An Egyptian former teacher who took his daughter from her English mother five years ago has told a judge the youngster is now 3,500 miles from the UK and beyond his control.

Elsa Salama - who will be 10 in February - vanished in December 2011 after her father Tamer Salama took her from her mother Naomi Button while all three were visiting Egypt, judges have heard.

Ms Button, a leadership consultant in her 40s from Leeds, has not seen Elsa since and has launched family court action in England in the hope of getting her back.

Mr Salama - who lives in Manchester and has lived in Nottingham and Southampton - was jailed in January 2012 for breaching judges' orders to arrange Elsa's return to England or to reveal where she was.

He was released in December 2013 after a judge ruled that continuing to keep him in prison was no longer proportionate or justifiable.

Mr Justice Baker, the judge currently overseeing the litigation at hearings in the Family Division of the High Court in London, has heard that Elsa is living with Mr Salama's mother in Cairo.

And Mr Salama, who is also in his 40s, says Elsa is under the control of his relatives in Egypt.

"The people who are in control are 3,500 miles away," Mr Salama told Mr Justice Baker at the latest hearing on Friday. "The family is in control."

He added: "The family is not prepared to do anything (Elsa) is not willing to do."

Mr Salama has failed in a bid to bar journalists from reporting the latest stage of litigation.

He says detail aired at private family court hearings should remain private.

He has complained that previous media coverage has been partisan and has not given his side of the story.

But Mr Justice Baker says the case has previously been reported as a result of Mr Salama being jailed for contempt at a public hearing.

He said judges had made enormous efforts to reunite Elsa with her mother in recent years - and he said the media had assisted

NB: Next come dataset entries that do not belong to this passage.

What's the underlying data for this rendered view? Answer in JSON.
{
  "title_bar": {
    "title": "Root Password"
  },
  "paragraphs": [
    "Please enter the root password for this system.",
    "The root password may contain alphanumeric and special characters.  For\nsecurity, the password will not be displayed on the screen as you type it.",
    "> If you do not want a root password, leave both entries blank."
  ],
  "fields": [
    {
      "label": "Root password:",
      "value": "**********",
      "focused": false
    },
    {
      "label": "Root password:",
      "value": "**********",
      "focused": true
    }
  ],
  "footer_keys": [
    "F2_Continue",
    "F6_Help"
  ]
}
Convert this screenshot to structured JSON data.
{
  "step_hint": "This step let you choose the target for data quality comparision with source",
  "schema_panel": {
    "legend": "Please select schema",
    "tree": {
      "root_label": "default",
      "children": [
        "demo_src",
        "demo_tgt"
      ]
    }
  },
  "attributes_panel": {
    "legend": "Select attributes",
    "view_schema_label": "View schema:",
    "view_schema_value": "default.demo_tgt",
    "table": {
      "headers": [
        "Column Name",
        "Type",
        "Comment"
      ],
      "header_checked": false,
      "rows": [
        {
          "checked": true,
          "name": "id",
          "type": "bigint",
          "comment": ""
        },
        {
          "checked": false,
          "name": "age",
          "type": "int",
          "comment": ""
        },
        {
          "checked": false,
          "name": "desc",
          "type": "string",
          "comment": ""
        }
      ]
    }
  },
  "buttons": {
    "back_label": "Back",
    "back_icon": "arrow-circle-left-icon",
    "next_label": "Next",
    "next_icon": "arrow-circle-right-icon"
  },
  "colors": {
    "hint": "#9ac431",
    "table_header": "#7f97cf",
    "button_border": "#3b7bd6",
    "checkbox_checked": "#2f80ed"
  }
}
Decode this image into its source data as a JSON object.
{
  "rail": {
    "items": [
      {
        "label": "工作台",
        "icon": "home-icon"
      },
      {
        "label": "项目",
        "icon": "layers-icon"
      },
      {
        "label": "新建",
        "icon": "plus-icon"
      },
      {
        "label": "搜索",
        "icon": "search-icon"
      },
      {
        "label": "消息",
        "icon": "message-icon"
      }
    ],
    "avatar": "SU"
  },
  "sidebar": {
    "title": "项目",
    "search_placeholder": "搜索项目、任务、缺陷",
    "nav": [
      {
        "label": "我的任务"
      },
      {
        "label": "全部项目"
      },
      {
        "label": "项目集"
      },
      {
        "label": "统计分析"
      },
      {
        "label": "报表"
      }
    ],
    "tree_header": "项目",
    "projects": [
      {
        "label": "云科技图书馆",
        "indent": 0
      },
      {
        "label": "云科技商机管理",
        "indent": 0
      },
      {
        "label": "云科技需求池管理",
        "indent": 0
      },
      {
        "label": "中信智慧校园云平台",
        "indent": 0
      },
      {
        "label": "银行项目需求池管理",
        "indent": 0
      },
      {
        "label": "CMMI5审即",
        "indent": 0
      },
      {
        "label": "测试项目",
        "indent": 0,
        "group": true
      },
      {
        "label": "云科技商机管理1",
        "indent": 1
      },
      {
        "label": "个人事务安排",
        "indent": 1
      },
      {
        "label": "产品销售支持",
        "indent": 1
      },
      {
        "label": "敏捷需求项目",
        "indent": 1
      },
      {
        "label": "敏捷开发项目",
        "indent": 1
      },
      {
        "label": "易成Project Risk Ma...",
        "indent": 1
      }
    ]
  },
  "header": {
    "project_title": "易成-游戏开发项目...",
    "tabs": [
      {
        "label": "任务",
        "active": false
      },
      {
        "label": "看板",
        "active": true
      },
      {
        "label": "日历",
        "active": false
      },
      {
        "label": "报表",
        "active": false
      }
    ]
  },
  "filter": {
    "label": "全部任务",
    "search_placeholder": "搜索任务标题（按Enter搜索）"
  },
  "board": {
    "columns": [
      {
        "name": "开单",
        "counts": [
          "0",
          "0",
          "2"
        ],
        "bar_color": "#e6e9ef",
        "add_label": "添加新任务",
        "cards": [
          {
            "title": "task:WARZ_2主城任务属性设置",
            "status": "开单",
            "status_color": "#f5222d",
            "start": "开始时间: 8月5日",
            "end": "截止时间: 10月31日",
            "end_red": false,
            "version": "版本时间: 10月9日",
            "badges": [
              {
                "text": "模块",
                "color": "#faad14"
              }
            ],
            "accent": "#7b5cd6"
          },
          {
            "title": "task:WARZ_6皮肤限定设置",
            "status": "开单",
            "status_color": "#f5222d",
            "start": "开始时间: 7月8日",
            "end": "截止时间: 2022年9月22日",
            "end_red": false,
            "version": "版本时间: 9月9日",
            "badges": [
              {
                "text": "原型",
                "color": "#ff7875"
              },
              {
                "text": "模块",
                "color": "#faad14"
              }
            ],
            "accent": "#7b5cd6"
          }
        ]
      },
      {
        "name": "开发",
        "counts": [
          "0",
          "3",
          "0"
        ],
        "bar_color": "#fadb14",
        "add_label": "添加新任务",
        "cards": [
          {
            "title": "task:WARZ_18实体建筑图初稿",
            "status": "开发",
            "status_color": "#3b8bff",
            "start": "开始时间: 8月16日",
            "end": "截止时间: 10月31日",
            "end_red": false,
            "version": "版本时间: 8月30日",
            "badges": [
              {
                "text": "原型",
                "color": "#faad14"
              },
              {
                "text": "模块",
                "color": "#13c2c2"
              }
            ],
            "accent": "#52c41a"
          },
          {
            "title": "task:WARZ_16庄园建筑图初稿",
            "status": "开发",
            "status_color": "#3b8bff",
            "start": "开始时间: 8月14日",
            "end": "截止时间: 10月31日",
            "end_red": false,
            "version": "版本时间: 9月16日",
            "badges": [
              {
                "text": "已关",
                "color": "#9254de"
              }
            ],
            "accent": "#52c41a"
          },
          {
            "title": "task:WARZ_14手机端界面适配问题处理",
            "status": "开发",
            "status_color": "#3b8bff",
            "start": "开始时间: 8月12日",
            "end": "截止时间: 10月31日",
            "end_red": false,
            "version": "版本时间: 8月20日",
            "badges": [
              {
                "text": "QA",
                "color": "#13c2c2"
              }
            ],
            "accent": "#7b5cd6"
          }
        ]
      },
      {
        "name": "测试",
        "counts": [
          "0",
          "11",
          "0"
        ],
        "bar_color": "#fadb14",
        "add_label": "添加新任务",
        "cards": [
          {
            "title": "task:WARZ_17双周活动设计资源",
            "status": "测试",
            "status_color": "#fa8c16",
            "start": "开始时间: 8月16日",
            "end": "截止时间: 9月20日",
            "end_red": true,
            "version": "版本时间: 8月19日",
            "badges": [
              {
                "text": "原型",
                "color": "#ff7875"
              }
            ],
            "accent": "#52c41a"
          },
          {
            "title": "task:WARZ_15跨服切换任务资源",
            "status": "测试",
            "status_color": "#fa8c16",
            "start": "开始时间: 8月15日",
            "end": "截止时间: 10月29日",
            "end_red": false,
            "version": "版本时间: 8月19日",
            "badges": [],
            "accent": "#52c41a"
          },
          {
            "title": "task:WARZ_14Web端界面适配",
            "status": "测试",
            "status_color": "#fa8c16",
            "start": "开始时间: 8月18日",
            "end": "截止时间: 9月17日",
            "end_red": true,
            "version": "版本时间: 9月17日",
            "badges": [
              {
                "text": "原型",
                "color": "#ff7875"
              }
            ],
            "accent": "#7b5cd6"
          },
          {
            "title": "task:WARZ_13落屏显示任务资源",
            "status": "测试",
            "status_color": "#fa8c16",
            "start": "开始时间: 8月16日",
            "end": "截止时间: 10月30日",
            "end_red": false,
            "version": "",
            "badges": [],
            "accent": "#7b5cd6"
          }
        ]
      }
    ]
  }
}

He said on any view the case was in the public domain.

And he says the latest stage of the litigation can be reported.